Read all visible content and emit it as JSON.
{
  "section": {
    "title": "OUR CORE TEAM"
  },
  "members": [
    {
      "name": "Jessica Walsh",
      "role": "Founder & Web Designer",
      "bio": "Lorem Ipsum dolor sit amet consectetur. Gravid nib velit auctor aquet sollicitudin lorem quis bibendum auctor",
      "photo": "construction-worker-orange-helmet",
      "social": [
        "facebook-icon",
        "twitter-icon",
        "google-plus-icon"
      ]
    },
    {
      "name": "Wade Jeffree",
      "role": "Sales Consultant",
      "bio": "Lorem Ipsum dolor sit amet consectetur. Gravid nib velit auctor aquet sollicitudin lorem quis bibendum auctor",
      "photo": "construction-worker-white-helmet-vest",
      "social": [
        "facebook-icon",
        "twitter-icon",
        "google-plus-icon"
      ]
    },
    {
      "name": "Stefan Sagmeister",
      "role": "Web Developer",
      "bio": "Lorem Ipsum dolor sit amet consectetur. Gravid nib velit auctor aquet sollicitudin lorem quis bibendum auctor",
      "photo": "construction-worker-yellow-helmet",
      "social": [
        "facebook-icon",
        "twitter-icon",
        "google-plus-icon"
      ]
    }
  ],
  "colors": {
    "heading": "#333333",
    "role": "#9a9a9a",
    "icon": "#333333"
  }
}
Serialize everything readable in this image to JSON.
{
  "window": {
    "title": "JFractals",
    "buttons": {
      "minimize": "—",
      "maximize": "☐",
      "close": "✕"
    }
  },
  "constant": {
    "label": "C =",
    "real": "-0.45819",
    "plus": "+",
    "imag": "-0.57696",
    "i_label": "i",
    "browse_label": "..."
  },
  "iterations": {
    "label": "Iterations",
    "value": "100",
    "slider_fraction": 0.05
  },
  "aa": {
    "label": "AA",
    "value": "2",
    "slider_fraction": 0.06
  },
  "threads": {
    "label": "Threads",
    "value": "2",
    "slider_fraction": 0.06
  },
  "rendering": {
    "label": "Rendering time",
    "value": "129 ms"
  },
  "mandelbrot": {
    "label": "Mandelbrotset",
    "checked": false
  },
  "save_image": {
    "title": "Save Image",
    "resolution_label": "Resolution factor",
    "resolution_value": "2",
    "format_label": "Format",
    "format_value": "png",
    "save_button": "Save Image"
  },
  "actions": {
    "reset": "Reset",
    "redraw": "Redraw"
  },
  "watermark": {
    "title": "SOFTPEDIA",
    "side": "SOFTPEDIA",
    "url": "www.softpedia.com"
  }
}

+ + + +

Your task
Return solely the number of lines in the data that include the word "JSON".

Task result
2